TASK INPUT =>
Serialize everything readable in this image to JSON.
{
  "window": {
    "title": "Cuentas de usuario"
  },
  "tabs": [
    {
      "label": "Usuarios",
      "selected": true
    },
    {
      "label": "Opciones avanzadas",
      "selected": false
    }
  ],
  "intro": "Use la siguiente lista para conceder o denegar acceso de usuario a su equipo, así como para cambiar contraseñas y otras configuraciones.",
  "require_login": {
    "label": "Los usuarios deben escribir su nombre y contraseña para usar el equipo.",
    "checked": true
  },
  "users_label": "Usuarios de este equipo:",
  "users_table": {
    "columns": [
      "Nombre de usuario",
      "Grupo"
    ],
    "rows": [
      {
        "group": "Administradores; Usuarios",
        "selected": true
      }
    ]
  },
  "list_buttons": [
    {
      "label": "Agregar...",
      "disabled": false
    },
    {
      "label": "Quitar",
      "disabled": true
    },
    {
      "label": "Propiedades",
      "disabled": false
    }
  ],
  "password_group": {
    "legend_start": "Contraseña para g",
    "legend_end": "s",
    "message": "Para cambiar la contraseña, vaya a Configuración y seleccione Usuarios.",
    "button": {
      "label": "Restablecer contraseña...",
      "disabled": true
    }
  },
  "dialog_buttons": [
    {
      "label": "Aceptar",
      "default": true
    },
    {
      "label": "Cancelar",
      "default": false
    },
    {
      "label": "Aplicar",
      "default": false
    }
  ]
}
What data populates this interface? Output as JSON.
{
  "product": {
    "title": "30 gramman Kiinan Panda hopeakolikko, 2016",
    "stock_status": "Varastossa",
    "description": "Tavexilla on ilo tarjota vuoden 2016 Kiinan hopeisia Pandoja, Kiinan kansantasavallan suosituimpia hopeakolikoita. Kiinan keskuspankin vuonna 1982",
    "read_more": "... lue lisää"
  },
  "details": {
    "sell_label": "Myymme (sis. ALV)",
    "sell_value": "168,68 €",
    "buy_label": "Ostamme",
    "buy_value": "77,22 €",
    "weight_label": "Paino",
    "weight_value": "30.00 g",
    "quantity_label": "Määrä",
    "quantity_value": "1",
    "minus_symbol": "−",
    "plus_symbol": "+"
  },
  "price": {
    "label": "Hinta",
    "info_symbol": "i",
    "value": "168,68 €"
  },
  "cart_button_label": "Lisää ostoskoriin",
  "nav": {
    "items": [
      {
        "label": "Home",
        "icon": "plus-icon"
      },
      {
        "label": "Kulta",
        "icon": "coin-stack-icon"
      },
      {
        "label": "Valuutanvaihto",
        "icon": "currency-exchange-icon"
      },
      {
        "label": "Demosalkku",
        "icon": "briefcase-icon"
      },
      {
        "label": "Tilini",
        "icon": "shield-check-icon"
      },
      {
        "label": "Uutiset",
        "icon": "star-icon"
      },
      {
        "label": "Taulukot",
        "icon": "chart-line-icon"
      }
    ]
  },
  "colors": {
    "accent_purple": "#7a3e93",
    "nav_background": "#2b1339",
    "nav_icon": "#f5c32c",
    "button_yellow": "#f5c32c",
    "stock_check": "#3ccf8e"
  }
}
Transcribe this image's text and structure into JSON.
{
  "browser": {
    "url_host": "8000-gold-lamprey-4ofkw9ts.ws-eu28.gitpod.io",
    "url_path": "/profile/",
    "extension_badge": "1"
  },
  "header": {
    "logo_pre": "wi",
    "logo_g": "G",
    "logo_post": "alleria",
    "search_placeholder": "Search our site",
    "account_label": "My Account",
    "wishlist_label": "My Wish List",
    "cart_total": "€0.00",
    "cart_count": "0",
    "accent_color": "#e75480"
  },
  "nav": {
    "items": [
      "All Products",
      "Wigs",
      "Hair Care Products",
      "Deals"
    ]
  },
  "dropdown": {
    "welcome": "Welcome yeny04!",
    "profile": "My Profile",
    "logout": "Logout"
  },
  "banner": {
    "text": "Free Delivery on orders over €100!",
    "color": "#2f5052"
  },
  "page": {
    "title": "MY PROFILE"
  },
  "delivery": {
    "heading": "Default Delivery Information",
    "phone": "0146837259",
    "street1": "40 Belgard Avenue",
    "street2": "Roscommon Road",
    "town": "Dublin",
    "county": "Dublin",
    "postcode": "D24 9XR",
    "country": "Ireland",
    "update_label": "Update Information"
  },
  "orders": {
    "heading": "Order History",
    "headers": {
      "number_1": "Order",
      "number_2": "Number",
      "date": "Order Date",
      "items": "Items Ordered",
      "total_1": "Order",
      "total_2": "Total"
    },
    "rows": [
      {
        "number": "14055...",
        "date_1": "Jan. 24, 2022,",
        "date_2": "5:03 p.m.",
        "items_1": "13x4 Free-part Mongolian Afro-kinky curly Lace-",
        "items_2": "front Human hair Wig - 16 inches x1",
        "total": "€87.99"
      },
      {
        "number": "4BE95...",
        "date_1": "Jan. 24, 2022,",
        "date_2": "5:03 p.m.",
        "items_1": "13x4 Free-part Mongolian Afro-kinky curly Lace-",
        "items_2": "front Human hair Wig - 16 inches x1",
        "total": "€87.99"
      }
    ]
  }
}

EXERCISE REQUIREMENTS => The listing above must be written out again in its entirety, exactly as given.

TASK RESPONSE =>
Serialize everything readable in this image to JSON.
{
  "window": {
    "title": "Cuentas de usuario"
  },
  "tabs": [
    {
      "label": "Usuarios",
      "selected": true
    },
    {
      "label": "Opciones avanzadas",
      "selected": false
    }
  ],
  "intro": "Use la siguiente lista para conceder o denegar acceso de usuario a su equipo, así como para cambiar contraseñas y otras configuraciones.",
  "require_login": {
    "label": "Los usuarios deben escribir su nombre y contraseña para usar el equipo.",
    "checked": true
  },
  "users_label": "Usuarios de este equipo:",
  "users_table": {
    "columns": [
      "Nombre de usuario",
      "Grupo"
    ],
    "rows": [
      {
        "group": "Administradores; Usuarios",
        "selected": true
      }
    ]
  },
  "list_buttons": [
    {
      "label": "Agregar...",
      "disabled": false
    },
    {
      "label": "Quitar",
      "disabled": true
    },
    {
      "label": "Propiedades",
      "disabled": false
    }
  ],
  "password_group": {
    "legend_start": "Contraseña para g",
    "legend_end": "s",
    "message": "Para cambiar la contraseña, vaya a Configuración y seleccione Usuarios.",
    "button": {
      "label": "Restablecer contraseña...",
      "disabled": true
    }
  },
  "dialog_buttons": [
    {
      "label": "Aceptar",
      "default": true
    },
    {
      "label": "Cancelar",
      "default": false
    },
    {
      "label": "Aplicar",
      "default": false
    }
  ]
}
What data populates this interface? Output as JSON.
{
  "product": {
    "title": "30 gramman Kiinan Panda hopeakolikko, 2016",
    "stock_status": "Varastossa",
    "description": "Tavexilla on ilo tarjota vuoden 2016 Kiinan hopeisia Pandoja, Kiinan kansantasavallan suosituimpia hopeakolikoita. Kiinan keskuspankin vuonna 1982",
    "read_more": "... lue lisää"
  },
  "details": {
    "sell_label": "Myymme (sis. ALV)",
    "sell_value": "168,68 €",
    "buy_label": "Ostamme",
    "buy_value": "77,22 €",
    "weight_label": "Paino",
    "weight_value": "30.00 g",
    "quantity_label": "Määrä",
    "quantity_value": "1",
    "minus_symbol": "−",
    "plus_symbol": "+"
  },
  "price": {
    "label": "Hinta",
    "info_symbol": "i",
    "value": "168,68 €"
  },
  "cart_button_label": "Lisää ostoskoriin",
  "nav": {
    "items": [
      {
        "label": "Home",
        "icon": "plus-icon"
      },
      {
        "label": "Kulta",
        "icon": "coin-stack-icon"
      },
      {
        "label": "Valuutanvaihto",
        "icon": "currency-exchange-icon"
      },
      {
        "label": "Demosalkku",
        "icon": "briefcase-icon"
      },
      {
        "label": "Tilini",
        "icon": "shield-check-icon"
      },
      {
        "label": "Uutiset",
        "icon": "star-icon"
      },
      {
        "label": "Taulukot",
        "icon": "chart-line-icon"
      }
    ]
  },
  "colors": {
    "accent_purple": "#7a3e93",
    "nav_background": "#2b1339",
    "nav_icon": "#f5c32c",
    "button_yellow": "#f5c32c",
    "stock_check": "#3ccf8e"
  }
}
Transcribe this image's text and structure into JSON.
{
  "browser": {
    "url_host": "8000-gold-lamprey-4ofkw9ts.ws-eu28.gitpod.io",
    "url_path": "/profile/",
    "extension_badge": "1"
  },
  "header": {
    "logo_pre": "wi",
    "logo_g": "G",
    "logo_post": "alleria",
    "search_placeholder": "Search our site",
    "account_label": "My Account",
    "wishlist_label": "My Wish List",
    "cart_total": "€0.00",
    "cart_count": "0",
    "accent_color": "#e75480"
  },
  "nav": {
    "items": [
      "All Products",
      "Wigs",
      "Hair Care Products",
      "Deals"
    ]
  },
  "dropdown": {
    "welcome": "Welcome yeny04!",
    "profile": "My Profile",
    "logout": "Logout"
  },
  "banner": {
    "text": "Free Delivery on orders over €100!",
    "color": "#2f5052"
  },
  "page": {
    "title": "MY PROFILE"
  },
  "delivery": {
    "heading": "Default Delivery Information",
    "phone": "0146837259",
    "street1": "40 Belgard Avenue",
    "street2": "Roscommon Road",
    "town": "Dublin",
    "county": "Dublin",
    "postcode": "D24 9XR",
    "country": "Ireland",
    "update_label": "Update Information"
  },
  "orders": {
    "heading": "Order History",
    "headers": {
      "number_1": "Order",
      "number_2": "Number",
      "date": "Order Date",
      "items": "Items Ordered",
      "total_1": "Order",
      "total_2": "Total"
    },
    "rows": [
      {
        "number": "14055...",
        "date_1": "Jan. 24, 2022,",
        "date_2": "5:03 p.m.",
        "items_1": "13x4 Free-part Mongolian Afro-kinky curly Lace-",
        "items_2": "front Human hair Wig - 16 inches x1",
        "total": "€87.99"
      },
      {
        "number": "4BE95...",
        "date_1": "Jan. 24, 2022,",
        "date_2": "5:03 p.m.",
        "items_1": "13x4 Free-part Mongolian Afro-kinky curly Lace-",
        "items_2": "front Human hair Wig - 16 inches x1",
        "total": "€87.99"
      }
    ]
  }
}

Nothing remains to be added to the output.